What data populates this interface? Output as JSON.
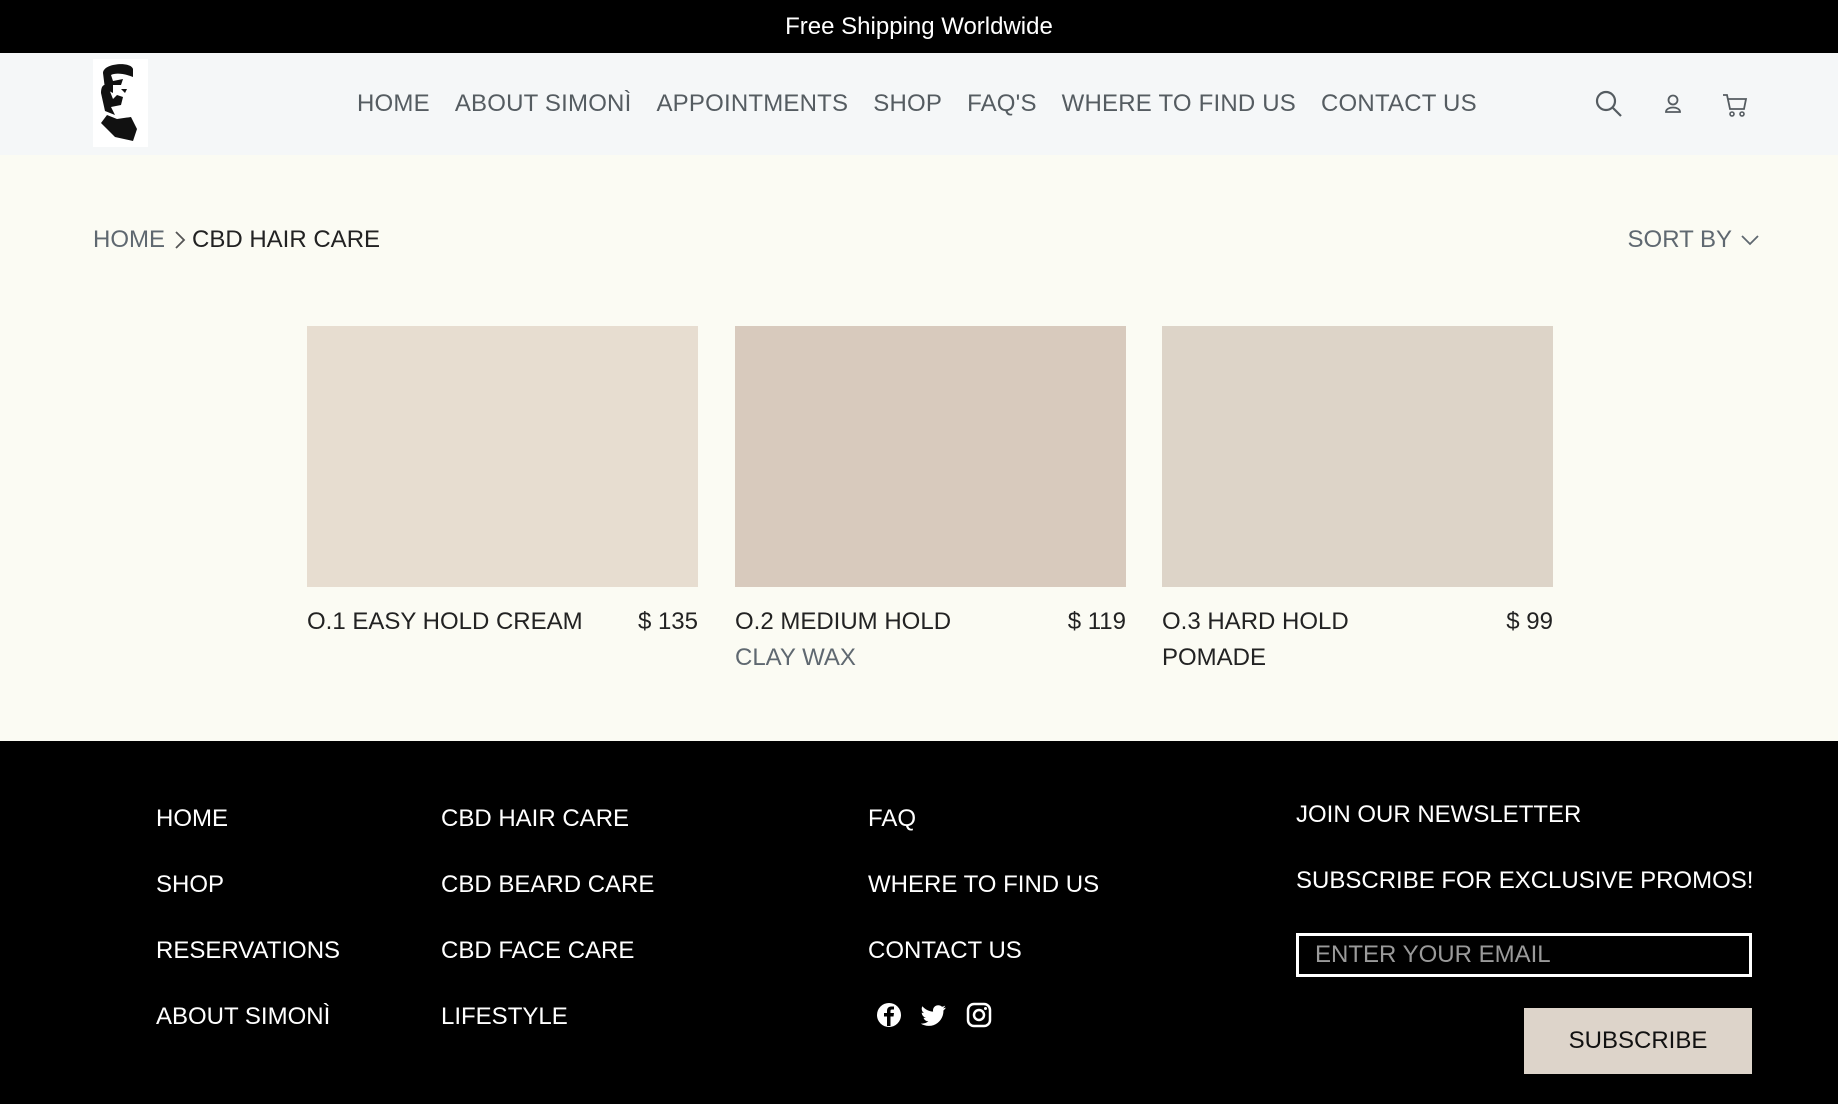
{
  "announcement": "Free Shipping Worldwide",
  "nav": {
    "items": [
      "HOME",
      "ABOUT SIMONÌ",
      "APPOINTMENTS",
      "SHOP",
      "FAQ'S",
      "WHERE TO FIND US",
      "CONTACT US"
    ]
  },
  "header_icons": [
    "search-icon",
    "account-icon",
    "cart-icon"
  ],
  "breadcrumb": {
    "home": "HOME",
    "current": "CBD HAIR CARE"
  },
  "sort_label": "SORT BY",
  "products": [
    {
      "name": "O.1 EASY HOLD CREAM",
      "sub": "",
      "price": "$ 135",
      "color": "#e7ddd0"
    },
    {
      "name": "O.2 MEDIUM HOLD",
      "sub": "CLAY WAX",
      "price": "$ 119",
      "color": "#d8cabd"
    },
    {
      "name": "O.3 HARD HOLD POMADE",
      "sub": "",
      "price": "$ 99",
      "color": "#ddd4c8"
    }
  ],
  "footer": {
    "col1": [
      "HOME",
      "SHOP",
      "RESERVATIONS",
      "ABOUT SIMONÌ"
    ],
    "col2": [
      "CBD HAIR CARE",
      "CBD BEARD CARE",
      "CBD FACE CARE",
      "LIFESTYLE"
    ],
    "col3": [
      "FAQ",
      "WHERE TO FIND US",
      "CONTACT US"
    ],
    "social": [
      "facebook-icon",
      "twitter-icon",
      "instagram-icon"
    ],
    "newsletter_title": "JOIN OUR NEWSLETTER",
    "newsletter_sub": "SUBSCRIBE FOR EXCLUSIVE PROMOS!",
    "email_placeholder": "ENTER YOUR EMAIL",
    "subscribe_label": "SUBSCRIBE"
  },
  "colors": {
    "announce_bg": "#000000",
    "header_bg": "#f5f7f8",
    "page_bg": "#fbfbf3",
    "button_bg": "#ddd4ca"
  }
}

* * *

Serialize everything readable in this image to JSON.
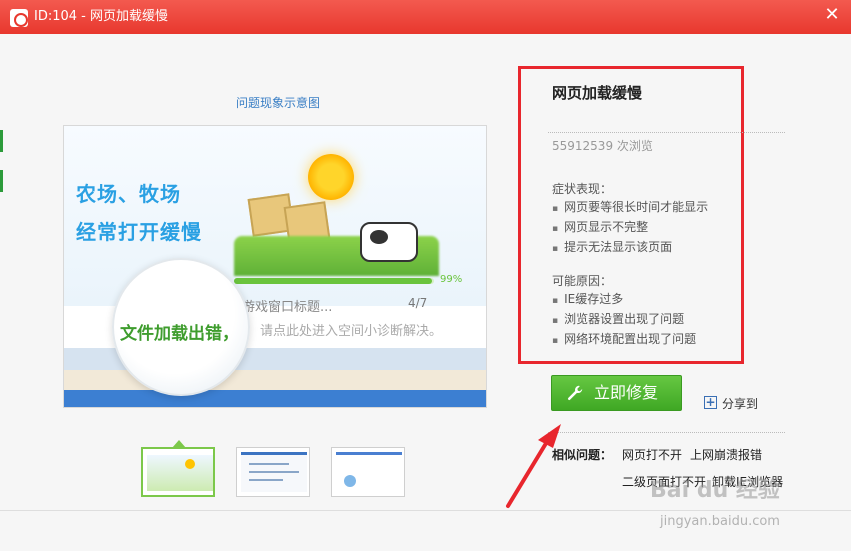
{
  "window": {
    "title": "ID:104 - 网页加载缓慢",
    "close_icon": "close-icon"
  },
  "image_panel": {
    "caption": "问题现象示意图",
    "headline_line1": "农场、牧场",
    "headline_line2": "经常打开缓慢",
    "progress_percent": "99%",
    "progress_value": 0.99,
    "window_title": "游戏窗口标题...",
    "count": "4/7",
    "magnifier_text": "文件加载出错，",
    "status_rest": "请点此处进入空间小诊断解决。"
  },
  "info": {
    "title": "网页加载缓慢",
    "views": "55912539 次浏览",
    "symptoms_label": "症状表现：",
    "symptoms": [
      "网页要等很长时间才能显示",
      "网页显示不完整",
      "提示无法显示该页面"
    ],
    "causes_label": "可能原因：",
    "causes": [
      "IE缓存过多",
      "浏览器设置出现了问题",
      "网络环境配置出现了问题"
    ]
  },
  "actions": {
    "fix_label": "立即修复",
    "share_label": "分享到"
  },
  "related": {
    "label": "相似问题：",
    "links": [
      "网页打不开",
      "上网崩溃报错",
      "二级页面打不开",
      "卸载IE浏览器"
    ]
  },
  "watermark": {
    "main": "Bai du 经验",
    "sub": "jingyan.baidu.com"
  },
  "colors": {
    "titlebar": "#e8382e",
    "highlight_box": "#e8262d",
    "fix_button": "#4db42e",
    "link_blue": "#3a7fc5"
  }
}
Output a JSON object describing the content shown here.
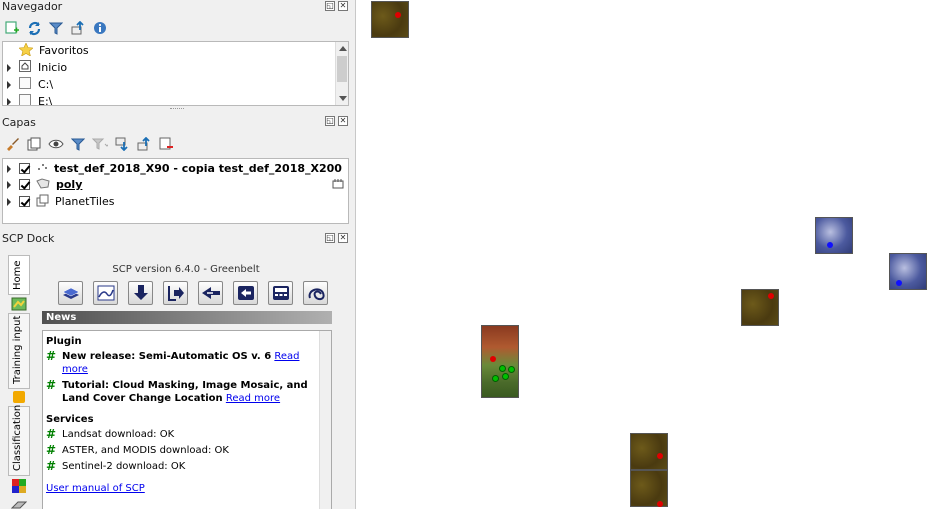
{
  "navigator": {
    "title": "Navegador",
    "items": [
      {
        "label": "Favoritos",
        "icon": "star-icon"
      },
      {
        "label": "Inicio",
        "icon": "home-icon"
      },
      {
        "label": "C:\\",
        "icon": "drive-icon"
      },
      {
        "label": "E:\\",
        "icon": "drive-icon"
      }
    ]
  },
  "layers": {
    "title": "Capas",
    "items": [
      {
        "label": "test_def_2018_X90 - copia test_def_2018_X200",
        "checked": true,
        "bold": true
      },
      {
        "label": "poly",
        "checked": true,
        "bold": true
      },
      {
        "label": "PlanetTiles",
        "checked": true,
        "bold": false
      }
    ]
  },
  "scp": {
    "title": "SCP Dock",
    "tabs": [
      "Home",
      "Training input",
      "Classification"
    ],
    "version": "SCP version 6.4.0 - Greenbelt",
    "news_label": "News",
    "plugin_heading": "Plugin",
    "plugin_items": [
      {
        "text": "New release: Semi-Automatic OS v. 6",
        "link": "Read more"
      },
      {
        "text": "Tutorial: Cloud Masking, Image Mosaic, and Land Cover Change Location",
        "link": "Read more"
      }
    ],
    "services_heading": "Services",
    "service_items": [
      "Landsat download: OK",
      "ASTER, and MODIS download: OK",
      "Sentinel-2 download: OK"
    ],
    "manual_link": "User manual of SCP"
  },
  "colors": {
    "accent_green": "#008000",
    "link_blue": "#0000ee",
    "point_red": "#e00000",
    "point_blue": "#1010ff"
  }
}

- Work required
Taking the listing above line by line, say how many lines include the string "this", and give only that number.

- Exercise response
2